* _Data records_
========

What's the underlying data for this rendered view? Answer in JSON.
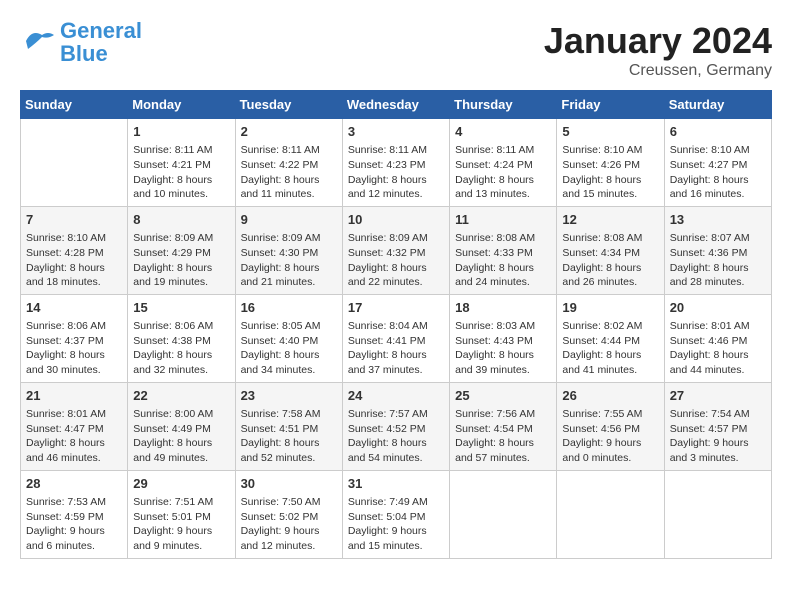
{
  "logo": {
    "text1": "General",
    "text2": "Blue"
  },
  "title": "January 2024",
  "subtitle": "Creussen, Germany",
  "days_of_week": [
    "Sunday",
    "Monday",
    "Tuesday",
    "Wednesday",
    "Thursday",
    "Friday",
    "Saturday"
  ],
  "weeks": [
    [
      {
        "day": "",
        "info": ""
      },
      {
        "day": "1",
        "info": "Sunrise: 8:11 AM\nSunset: 4:21 PM\nDaylight: 8 hours\nand 10 minutes."
      },
      {
        "day": "2",
        "info": "Sunrise: 8:11 AM\nSunset: 4:22 PM\nDaylight: 8 hours\nand 11 minutes."
      },
      {
        "day": "3",
        "info": "Sunrise: 8:11 AM\nSunset: 4:23 PM\nDaylight: 8 hours\nand 12 minutes."
      },
      {
        "day": "4",
        "info": "Sunrise: 8:11 AM\nSunset: 4:24 PM\nDaylight: 8 hours\nand 13 minutes."
      },
      {
        "day": "5",
        "info": "Sunrise: 8:10 AM\nSunset: 4:26 PM\nDaylight: 8 hours\nand 15 minutes."
      },
      {
        "day": "6",
        "info": "Sunrise: 8:10 AM\nSunset: 4:27 PM\nDaylight: 8 hours\nand 16 minutes."
      }
    ],
    [
      {
        "day": "7",
        "info": "Sunrise: 8:10 AM\nSunset: 4:28 PM\nDaylight: 8 hours\nand 18 minutes."
      },
      {
        "day": "8",
        "info": "Sunrise: 8:09 AM\nSunset: 4:29 PM\nDaylight: 8 hours\nand 19 minutes."
      },
      {
        "day": "9",
        "info": "Sunrise: 8:09 AM\nSunset: 4:30 PM\nDaylight: 8 hours\nand 21 minutes."
      },
      {
        "day": "10",
        "info": "Sunrise: 8:09 AM\nSunset: 4:32 PM\nDaylight: 8 hours\nand 22 minutes."
      },
      {
        "day": "11",
        "info": "Sunrise: 8:08 AM\nSunset: 4:33 PM\nDaylight: 8 hours\nand 24 minutes."
      },
      {
        "day": "12",
        "info": "Sunrise: 8:08 AM\nSunset: 4:34 PM\nDaylight: 8 hours\nand 26 minutes."
      },
      {
        "day": "13",
        "info": "Sunrise: 8:07 AM\nSunset: 4:36 PM\nDaylight: 8 hours\nand 28 minutes."
      }
    ],
    [
      {
        "day": "14",
        "info": "Sunrise: 8:06 AM\nSunset: 4:37 PM\nDaylight: 8 hours\nand 30 minutes."
      },
      {
        "day": "15",
        "info": "Sunrise: 8:06 AM\nSunset: 4:38 PM\nDaylight: 8 hours\nand 32 minutes."
      },
      {
        "day": "16",
        "info": "Sunrise: 8:05 AM\nSunset: 4:40 PM\nDaylight: 8 hours\nand 34 minutes."
      },
      {
        "day": "17",
        "info": "Sunrise: 8:04 AM\nSunset: 4:41 PM\nDaylight: 8 hours\nand 37 minutes."
      },
      {
        "day": "18",
        "info": "Sunrise: 8:03 AM\nSunset: 4:43 PM\nDaylight: 8 hours\nand 39 minutes."
      },
      {
        "day": "19",
        "info": "Sunrise: 8:02 AM\nSunset: 4:44 PM\nDaylight: 8 hours\nand 41 minutes."
      },
      {
        "day": "20",
        "info": "Sunrise: 8:01 AM\nSunset: 4:46 PM\nDaylight: 8 hours\nand 44 minutes."
      }
    ],
    [
      {
        "day": "21",
        "info": "Sunrise: 8:01 AM\nSunset: 4:47 PM\nDaylight: 8 hours\nand 46 minutes."
      },
      {
        "day": "22",
        "info": "Sunrise: 8:00 AM\nSunset: 4:49 PM\nDaylight: 8 hours\nand 49 minutes."
      },
      {
        "day": "23",
        "info": "Sunrise: 7:58 AM\nSunset: 4:51 PM\nDaylight: 8 hours\nand 52 minutes."
      },
      {
        "day": "24",
        "info": "Sunrise: 7:57 AM\nSunset: 4:52 PM\nDaylight: 8 hours\nand 54 minutes."
      },
      {
        "day": "25",
        "info": "Sunrise: 7:56 AM\nSunset: 4:54 PM\nDaylight: 8 hours\nand 57 minutes."
      },
      {
        "day": "26",
        "info": "Sunrise: 7:55 AM\nSunset: 4:56 PM\nDaylight: 9 hours\nand 0 minutes."
      },
      {
        "day": "27",
        "info": "Sunrise: 7:54 AM\nSunset: 4:57 PM\nDaylight: 9 hours\nand 3 minutes."
      }
    ],
    [
      {
        "day": "28",
        "info": "Sunrise: 7:53 AM\nSunset: 4:59 PM\nDaylight: 9 hours\nand 6 minutes."
      },
      {
        "day": "29",
        "info": "Sunrise: 7:51 AM\nSunset: 5:01 PM\nDaylight: 9 hours\nand 9 minutes."
      },
      {
        "day": "30",
        "info": "Sunrise: 7:50 AM\nSunset: 5:02 PM\nDaylight: 9 hours\nand 12 minutes."
      },
      {
        "day": "31",
        "info": "Sunrise: 7:49 AM\nSunset: 5:04 PM\nDaylight: 9 hours\nand 15 minutes."
      },
      {
        "day": "",
        "info": ""
      },
      {
        "day": "",
        "info": ""
      },
      {
        "day": "",
        "info": ""
      }
    ]
  ]
}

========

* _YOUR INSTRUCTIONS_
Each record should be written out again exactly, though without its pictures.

* _RESPONSE AREA_
What's the underlying data for this rendered view? Answer in JSON.
{
  "logo": {
    "text1": "General",
    "text2": "Blue"
  },
  "title": "January 2024",
  "subtitle": "Creussen, Germany",
  "days_of_week": [
    "Sunday",
    "Monday",
    "Tuesday",
    "Wednesday",
    "Thursday",
    "Friday",
    "Saturday"
  ],
  "weeks": [
    [
      {
        "day": "",
        "info": ""
      },
      {
        "day": "1",
        "info": "Sunrise: 8:11 AM\nSunset: 4:21 PM\nDaylight: 8 hours\nand 10 minutes."
      },
      {
        "day": "2",
        "info": "Sunrise: 8:11 AM\nSunset: 4:22 PM\nDaylight: 8 hours\nand 11 minutes."
      },
      {
        "day": "3",
        "info": "Sunrise: 8:11 AM\nSunset: 4:23 PM\nDaylight: 8 hours\nand 12 minutes."
      },
      {
        "day": "4",
        "info": "Sunrise: 8:11 AM\nSunset: 4:24 PM\nDaylight: 8 hours\nand 13 minutes."
      },
      {
        "day": "5",
        "info": "Sunrise: 8:10 AM\nSunset: 4:26 PM\nDaylight: 8 hours\nand 15 minutes."
      },
      {
        "day": "6",
        "info": "Sunrise: 8:10 AM\nSunset: 4:27 PM\nDaylight: 8 hours\nand 16 minutes."
      }
    ],
    [
      {
        "day": "7",
        "info": "Sunrise: 8:10 AM\nSunset: 4:28 PM\nDaylight: 8 hours\nand 18 minutes."
      },
      {
        "day": "8",
        "info": "Sunrise: 8:09 AM\nSunset: 4:29 PM\nDaylight: 8 hours\nand 19 minutes."
      },
      {
        "day": "9",
        "info": "Sunrise: 8:09 AM\nSunset: 4:30 PM\nDaylight: 8 hours\nand 21 minutes."
      },
      {
        "day": "10",
        "info": "Sunrise: 8:09 AM\nSunset: 4:32 PM\nDaylight: 8 hours\nand 22 minutes."
      },
      {
        "day": "11",
        "info": "Sunrise: 8:08 AM\nSunset: 4:33 PM\nDaylight: 8 hours\nand 24 minutes."
      },
      {
        "day": "12",
        "info": "Sunrise: 8:08 AM\nSunset: 4:34 PM\nDaylight: 8 hours\nand 26 minutes."
      },
      {
        "day": "13",
        "info": "Sunrise: 8:07 AM\nSunset: 4:36 PM\nDaylight: 8 hours\nand 28 minutes."
      }
    ],
    [
      {
        "day": "14",
        "info": "Sunrise: 8:06 AM\nSunset: 4:37 PM\nDaylight: 8 hours\nand 30 minutes."
      },
      {
        "day": "15",
        "info": "Sunrise: 8:06 AM\nSunset: 4:38 PM\nDaylight: 8 hours\nand 32 minutes."
      },
      {
        "day": "16",
        "info": "Sunrise: 8:05 AM\nSunset: 4:40 PM\nDaylight: 8 hours\nand 34 minutes."
      },
      {
        "day": "17",
        "info": "Sunrise: 8:04 AM\nSunset: 4:41 PM\nDaylight: 8 hours\nand 37 minutes."
      },
      {
        "day": "18",
        "info": "Sunrise: 8:03 AM\nSunset: 4:43 PM\nDaylight: 8 hours\nand 39 minutes."
      },
      {
        "day": "19",
        "info": "Sunrise: 8:02 AM\nSunset: 4:44 PM\nDaylight: 8 hours\nand 41 minutes."
      },
      {
        "day": "20",
        "info": "Sunrise: 8:01 AM\nSunset: 4:46 PM\nDaylight: 8 hours\nand 44 minutes."
      }
    ],
    [
      {
        "day": "21",
        "info": "Sunrise: 8:01 AM\nSunset: 4:47 PM\nDaylight: 8 hours\nand 46 minutes."
      },
      {
        "day": "22",
        "info": "Sunrise: 8:00 AM\nSunset: 4:49 PM\nDaylight: 8 hours\nand 49 minutes."
      },
      {
        "day": "23",
        "info": "Sunrise: 7:58 AM\nSunset: 4:51 PM\nDaylight: 8 hours\nand 52 minutes."
      },
      {
        "day": "24",
        "info": "Sunrise: 7:57 AM\nSunset: 4:52 PM\nDaylight: 8 hours\nand 54 minutes."
      },
      {
        "day": "25",
        "info": "Sunrise: 7:56 AM\nSunset: 4:54 PM\nDaylight: 8 hours\nand 57 minutes."
      },
      {
        "day": "26",
        "info": "Sunrise: 7:55 AM\nSunset: 4:56 PM\nDaylight: 9 hours\nand 0 minutes."
      },
      {
        "day": "27",
        "info": "Sunrise: 7:54 AM\nSunset: 4:57 PM\nDaylight: 9 hours\nand 3 minutes."
      }
    ],
    [
      {
        "day": "28",
        "info": "Sunrise: 7:53 AM\nSunset: 4:59 PM\nDaylight: 9 hours\nand 6 minutes."
      },
      {
        "day": "29",
        "info": "Sunrise: 7:51 AM\nSunset: 5:01 PM\nDaylight: 9 hours\nand 9 minutes."
      },
      {
        "day": "30",
        "info": "Sunrise: 7:50 AM\nSunset: 5:02 PM\nDaylight: 9 hours\nand 12 minutes."
      },
      {
        "day": "31",
        "info": "Sunrise: 7:49 AM\nSunset: 5:04 PM\nDaylight: 9 hours\nand 15 minutes."
      },
      {
        "day": "",
        "info": ""
      },
      {
        "day": "",
        "info": ""
      },
      {
        "day": "",
        "info": ""
      }
    ]
  ]
}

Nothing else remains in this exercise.